Inside the $12.2 Billion Becton Dickinson, CareFusion Deal
Becton, Dickinson & Co. (NYSE: BDX) recently announced that it will be acquiring the San Diego biomedical business CareFusion (NYSE: CFN) for $12.2 billion.
The purchase price is nearly three times CareFusion’s value on its first day of trading, when it closed with a market valuation of $4.2 billion.
The deal, expected to close in the first half of next year, will be the second largest purchase of a life science company in the Southern California region, according to U-T San Diego. The largest was the sale of Life Technologies in Carlsbad to Thermo Fisher Scientific, officially concluded in February for $13.6 billion.
The deal is the latest in a series of mergers and acquisitions within the health care industry, particularly in the medical technology sector as companies continue to seek greater efficiency.
The combination of the two companies’ complementary product portfolios will offer integrated medication management solutions and smart devices, from drug preparation in the pharmacy to dispensing on the hospital floor and administration to the patient. It will create one of the five largest medical device companies in the world.

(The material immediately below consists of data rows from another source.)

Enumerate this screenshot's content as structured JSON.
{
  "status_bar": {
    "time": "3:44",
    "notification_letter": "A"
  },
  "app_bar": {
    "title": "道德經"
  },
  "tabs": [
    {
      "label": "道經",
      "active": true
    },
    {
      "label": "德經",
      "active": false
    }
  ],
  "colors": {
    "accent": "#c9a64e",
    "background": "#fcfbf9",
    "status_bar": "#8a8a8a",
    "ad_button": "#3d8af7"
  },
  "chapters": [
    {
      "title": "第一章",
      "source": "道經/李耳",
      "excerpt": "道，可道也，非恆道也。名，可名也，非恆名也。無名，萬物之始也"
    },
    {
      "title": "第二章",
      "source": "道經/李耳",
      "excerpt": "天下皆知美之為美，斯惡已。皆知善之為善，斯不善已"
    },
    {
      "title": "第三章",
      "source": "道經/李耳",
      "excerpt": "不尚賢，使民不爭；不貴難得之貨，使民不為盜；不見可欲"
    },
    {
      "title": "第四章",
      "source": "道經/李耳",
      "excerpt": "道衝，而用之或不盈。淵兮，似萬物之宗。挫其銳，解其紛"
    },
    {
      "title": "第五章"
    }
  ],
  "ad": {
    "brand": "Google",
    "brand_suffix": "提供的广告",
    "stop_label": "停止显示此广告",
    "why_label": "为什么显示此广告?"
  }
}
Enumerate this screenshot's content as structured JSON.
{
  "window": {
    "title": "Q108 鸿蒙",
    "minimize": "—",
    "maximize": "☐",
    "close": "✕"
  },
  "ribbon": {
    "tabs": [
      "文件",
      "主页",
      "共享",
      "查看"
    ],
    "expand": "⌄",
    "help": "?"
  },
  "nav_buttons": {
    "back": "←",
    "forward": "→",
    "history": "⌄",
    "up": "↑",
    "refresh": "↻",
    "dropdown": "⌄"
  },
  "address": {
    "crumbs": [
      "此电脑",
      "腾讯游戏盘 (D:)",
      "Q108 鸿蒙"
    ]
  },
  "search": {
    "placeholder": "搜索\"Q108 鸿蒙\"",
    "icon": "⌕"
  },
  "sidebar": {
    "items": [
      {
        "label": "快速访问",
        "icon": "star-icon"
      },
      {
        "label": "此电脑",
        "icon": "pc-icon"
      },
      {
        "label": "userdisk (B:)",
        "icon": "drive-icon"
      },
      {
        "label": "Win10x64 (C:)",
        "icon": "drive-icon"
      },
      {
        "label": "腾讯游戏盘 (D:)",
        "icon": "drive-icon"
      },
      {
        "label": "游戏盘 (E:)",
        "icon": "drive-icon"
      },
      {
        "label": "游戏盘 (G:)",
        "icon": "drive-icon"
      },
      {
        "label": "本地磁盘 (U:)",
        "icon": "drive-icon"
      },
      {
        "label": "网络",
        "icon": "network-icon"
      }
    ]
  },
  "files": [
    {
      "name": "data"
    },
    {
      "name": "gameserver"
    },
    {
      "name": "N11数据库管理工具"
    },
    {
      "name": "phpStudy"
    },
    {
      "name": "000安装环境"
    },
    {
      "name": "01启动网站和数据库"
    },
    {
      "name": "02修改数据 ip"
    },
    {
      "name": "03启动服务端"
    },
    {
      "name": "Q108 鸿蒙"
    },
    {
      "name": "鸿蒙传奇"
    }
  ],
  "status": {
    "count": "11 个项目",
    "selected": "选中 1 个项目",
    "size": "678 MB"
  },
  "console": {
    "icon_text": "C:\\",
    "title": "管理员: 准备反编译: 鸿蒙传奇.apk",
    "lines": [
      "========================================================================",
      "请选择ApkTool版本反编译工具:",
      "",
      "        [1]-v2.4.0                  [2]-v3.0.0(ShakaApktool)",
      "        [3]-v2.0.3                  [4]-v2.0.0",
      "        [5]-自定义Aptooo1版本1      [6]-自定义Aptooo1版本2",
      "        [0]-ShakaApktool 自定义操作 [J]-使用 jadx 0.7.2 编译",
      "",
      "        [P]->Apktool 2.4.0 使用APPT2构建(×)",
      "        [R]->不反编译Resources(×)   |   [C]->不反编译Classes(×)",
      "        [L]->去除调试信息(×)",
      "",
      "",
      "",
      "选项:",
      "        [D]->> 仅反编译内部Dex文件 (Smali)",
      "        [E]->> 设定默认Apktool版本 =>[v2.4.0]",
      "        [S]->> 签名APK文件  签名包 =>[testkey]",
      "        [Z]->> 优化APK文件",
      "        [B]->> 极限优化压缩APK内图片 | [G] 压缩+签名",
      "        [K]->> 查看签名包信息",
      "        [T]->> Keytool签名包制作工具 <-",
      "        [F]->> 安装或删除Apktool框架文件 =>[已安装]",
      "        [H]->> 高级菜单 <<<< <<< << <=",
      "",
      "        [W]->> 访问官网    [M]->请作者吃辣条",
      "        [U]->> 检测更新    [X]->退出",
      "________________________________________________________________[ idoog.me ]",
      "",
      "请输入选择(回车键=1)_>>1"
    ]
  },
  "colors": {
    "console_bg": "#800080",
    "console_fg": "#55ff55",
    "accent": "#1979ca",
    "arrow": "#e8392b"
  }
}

The acquisition will improve quality of patient care and reduce health care costs by addressing unmet needs in hospitals, hospital pharmacies and alternate sites of care to increase efficiencies and reduce medication administration errors.
Under the terms of the transaction, Becton will pay $58 a share for CareFusion, most of that in cash. Upon closing, Becton shareholders will own approximately 92 percent of the combined company and CareFusion shareholders will own approximately 8 percent.
“BD’s acquisition of CareFusion allows us to align our highly complementary technologies and products to address unmet needs in the growing $20 billion global medication management industry, which leverages BD’s world-wide infrastructure,” said Vincent A. Forlenza, Becton, Dickinson’s Chairman, CEO and President. “With the targeted cost savings we have identified and the growth opportunities we see in bringing CareFusion products to more patients and healthcare workers around the world, we expect this transaction to create meaningful value for our shareholders, customers, employees and other stakeholders.”
CareFusion was formed in 2009 as a spinoff from Cardinal Health, bringing together well-known lines of medical equipment developed in San Diego by three companies — IVAC, IMED and Pyxis.
Goldman Sachs advised BD, and Skadden, Arps, Slate, Meagher & Flom provided legal advice. Perella Weinberg Partners and Barclays advised CareFusion and Wachtell, Lipton, Rosen & Katz provided legal advice.
NHS trials test that predicts sepsis 3 days in advance
A new test that can predict sepsis before the patient develops symptoms is being trialled at a National Health Service (NHS) hospital in the south of England.
Clinicians at Portsmouth’s Queen Alexandra Hospital are leading medical trials of the blood test, which they hope will help them save thousands of lives a year.
The test is being developed by government spin-out company Presymptom Health, but the research began over 10 years ago at the Defence Science and Technology Laboratory (Dstl). This included a study of 4,385 patients and more than 70,000 samples, the largest study of its kind at the time.
From the samples taken, a clinical biobank and database were generated and then mined using machine learning to identify biomarker signatures that could predict the onset of sepsis. The researchers found they were able to provide an early warning of sepsis up to three days ahead of illness with an accuracy of up to 90%.
Unlike most other tests, Presymptom Health identifies the patient’s response to the disease as opposed to detecting the pathogen. This is an important differentiator, as sepsis occurs as a result of the patient's immune system’s overreaction to an infection or injury, which can then cause life-threatening organ dysfunction.
Worldwide, an estimated 49 million people a year contract sepsis, while in the UK almost two million patients admitted to hospital each year are thought to be at risk of developing the condition. If Presymptom's test is effective, it could save billions of pounds globally and improve clinical outcomes for millions of sepsis patients.
The initial trials at Queen Alexandra Hospital will last 12 months, with two other sites planned to go live this summer. Up to 600 patients admitted to hospital with respiratory tract infections will be given the option to participate in the trial. The data collected will be independently assessed and used to refine and validate the test, which could be available for broader NHS use within two years.
If successful, this test could also identify sepsis arising from other infections before symptoms appear, which could potentially include future waves of COVID-19 and other pandemics.
Dr Roman Lukaszewski, the lead Dstl scientist behind the innovation, said: “It is incredible to see this test, which we had originally begun to develop to help service personnel survive injury and infection on the front line, is now being used for the wider UK population, including those fighting COVID-19.”